To address these new realities, innovative programs have emerged to bridge the gap between the accident and the claim report. One such solution is the Collision Reporting Center (CRC). These facilities provide drivers with the assistance, advice and support they need at the critical time following an accident. The CRC is a partnership between local police departments and privately managed reporting centers. The model initially emerged in Canada 20 years ago when the insurance industry and police joined forces to solve a mutual challenge. Today, the operation manages 32 Collision Reporting Centers in partnership with 53 police departments across Canada and serves 80% of the Canadian auto insurance industry. Recently, the operator expanded into the U.S., opening its first Collision Reporting Center in Roanoke, VA, in the fall of 2016, with plans to open several more centers soon.

At the Collision Reporting Center, drivers involved in an accident provide their individual accounts of what happened and other information while professional staff take digital images to document damage. The information is reviewed by an on-site police officer at the CRC and is immediately sent to the driver’s insurance company, where a claim is initiated and processed. Drivers are provided with a customized instructional guide from their own carriers describing what to do next and a private room where they can make a phone call to their insurance company or family members. The Collision Reporting Center provides a comfortable and safe environment, eliminating the need for drivers to wait on the roadway.

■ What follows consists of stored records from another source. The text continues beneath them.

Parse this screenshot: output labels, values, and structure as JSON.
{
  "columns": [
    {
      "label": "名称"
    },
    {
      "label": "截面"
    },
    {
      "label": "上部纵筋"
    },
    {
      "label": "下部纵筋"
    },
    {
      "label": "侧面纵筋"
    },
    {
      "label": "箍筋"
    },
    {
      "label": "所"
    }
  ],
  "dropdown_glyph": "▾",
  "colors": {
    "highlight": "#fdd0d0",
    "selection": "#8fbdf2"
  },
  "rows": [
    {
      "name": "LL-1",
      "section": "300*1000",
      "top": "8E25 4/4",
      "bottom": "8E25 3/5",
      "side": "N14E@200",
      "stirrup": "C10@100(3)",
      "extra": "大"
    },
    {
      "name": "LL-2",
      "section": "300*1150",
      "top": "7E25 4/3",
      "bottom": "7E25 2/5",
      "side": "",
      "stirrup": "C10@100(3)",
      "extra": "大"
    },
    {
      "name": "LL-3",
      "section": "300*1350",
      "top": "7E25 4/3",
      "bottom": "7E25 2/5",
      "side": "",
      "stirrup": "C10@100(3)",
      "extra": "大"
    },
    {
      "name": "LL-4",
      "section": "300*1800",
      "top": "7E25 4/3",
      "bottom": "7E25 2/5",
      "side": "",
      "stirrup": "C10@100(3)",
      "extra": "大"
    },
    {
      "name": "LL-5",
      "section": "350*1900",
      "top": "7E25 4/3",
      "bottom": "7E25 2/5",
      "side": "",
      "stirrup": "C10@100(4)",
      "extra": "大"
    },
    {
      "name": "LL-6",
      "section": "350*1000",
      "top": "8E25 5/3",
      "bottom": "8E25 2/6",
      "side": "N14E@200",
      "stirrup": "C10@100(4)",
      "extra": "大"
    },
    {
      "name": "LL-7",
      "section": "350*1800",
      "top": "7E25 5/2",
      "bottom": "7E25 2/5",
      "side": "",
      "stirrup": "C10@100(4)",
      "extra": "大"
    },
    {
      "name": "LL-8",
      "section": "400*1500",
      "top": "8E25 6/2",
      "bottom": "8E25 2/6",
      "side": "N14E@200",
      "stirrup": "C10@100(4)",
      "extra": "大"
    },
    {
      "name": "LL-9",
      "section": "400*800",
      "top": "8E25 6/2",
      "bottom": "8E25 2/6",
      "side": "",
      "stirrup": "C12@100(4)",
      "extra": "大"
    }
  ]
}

As we move toward self-driving automobiles and the elimination of most accidents,, we will see many innovative accident and claim management programs emerge that can bridge the gap between the auto accident and resolution of the claim process. Collision Reporting Centers are an excellent solution to these needs – they provide personalized customer service and a human touch with the power of technology making the auto accident reporting process as non-intrusive as possible into our busy lives.